- Get down to their eye level.
- Use a calm voice.
- Keep it simple by using as few words as possible.
- Address the behavior without negative language.
Instead of “I’m not buying you that,” try “I have an idea, let’s make a fort when we get home!” In addition, instead of “Stop crying,” try saying, “Please use your words.”
- Use logical consequences.
“If you do that, we’re never coming back here again!” is illogical in most instances, and it’s frankly ineffective. Swap that out with “If you want to have dessert tonight, you’ll need to stop shouting and get calm with me.”
This approach can be a lot to remember in the heat of the moment when you’re witnessing a tantrum or the stress level is high, but do your best to remember that with practice, come results.
To reinforce these skills, many parents are now implementing a “calm calendar” in which a parent and child can review calming strategies each day or at the start of each week to develop a child’s calming practices. The structure of the “calm calendar” allows the child to have their own personality, but reminds them of what you are working on as a team. This little calendar can be as simple as a few words written on a wall calendar or as creative as an artistic agenda on the chalkboard wall. Whatever format you choose, make it authentic to your family and something that you will all use. The goal is for children to have the skill to use calming strategies to communicate and resolve their conflicts when you are not there.
The last strategy that parents can use to create positive communication and increase self-esteem is the “5-to-1 ratio.” This approach is that for every one correction, you give five praises. Kids are going to need correction throughout the day, but for every calm correction you give them, keep mental track of how many times you praise them and make it to five. By doing this, you will keep the positive momentum going for your child and you might just increase your own positive outlook as well.

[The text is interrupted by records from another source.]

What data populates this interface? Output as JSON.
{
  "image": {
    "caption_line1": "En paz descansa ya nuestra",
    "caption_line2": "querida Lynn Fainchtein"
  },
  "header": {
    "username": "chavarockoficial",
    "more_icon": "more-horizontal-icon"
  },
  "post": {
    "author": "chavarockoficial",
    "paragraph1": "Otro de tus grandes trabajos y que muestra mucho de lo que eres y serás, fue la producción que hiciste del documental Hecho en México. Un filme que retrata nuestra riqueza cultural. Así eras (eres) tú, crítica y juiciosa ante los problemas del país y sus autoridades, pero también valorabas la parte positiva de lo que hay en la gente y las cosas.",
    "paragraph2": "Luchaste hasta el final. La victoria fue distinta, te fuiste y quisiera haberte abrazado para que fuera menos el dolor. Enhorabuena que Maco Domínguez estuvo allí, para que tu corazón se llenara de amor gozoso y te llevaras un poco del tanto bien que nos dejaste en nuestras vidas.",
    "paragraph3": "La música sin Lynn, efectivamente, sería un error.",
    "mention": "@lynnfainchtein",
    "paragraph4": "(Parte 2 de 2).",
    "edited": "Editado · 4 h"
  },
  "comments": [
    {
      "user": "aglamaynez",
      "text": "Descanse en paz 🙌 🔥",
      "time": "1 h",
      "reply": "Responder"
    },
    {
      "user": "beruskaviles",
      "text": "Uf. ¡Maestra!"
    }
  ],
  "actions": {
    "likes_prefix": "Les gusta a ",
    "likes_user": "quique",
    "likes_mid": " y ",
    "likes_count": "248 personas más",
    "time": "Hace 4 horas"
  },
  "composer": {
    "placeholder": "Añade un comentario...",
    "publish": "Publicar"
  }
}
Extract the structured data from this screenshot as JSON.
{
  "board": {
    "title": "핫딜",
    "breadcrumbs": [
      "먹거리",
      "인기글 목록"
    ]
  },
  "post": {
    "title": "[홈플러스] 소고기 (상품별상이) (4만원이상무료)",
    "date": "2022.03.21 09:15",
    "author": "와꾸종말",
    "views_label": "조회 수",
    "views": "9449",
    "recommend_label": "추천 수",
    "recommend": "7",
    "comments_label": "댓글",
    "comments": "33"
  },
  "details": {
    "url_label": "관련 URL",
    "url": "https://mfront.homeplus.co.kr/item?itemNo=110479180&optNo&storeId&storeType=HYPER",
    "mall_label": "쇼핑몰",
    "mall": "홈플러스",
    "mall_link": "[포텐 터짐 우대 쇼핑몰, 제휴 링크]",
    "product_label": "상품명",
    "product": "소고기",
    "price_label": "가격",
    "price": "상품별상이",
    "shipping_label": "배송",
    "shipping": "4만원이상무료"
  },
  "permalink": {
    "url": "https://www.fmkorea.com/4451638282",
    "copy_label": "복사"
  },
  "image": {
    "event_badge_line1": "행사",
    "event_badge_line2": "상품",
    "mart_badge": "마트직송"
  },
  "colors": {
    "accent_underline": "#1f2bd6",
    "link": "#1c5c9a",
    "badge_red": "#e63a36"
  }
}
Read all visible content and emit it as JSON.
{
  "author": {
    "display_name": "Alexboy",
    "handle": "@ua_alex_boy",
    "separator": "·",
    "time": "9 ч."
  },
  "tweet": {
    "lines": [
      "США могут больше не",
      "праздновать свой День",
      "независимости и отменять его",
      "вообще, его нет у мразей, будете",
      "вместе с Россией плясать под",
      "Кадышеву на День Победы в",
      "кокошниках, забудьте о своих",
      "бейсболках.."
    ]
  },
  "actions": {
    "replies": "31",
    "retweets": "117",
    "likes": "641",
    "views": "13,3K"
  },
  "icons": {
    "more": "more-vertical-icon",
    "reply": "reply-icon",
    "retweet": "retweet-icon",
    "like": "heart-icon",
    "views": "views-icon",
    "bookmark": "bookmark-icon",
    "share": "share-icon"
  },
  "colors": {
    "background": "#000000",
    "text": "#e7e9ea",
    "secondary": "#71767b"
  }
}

Remember, you control the narrative for your child at home. While we can’t choose our child’s teacher, bus driver or even their friends, we can control the words they hear out of our mouths and the social environment we create. You are shaping and growing a future friend, spouse, co-worker and so many other roles they will take on as adults — so remind yourself that the work is not easy, but it is endlessly important.
Servando Vera is the executive director of Child & Youth Development at YMCA of Orange County.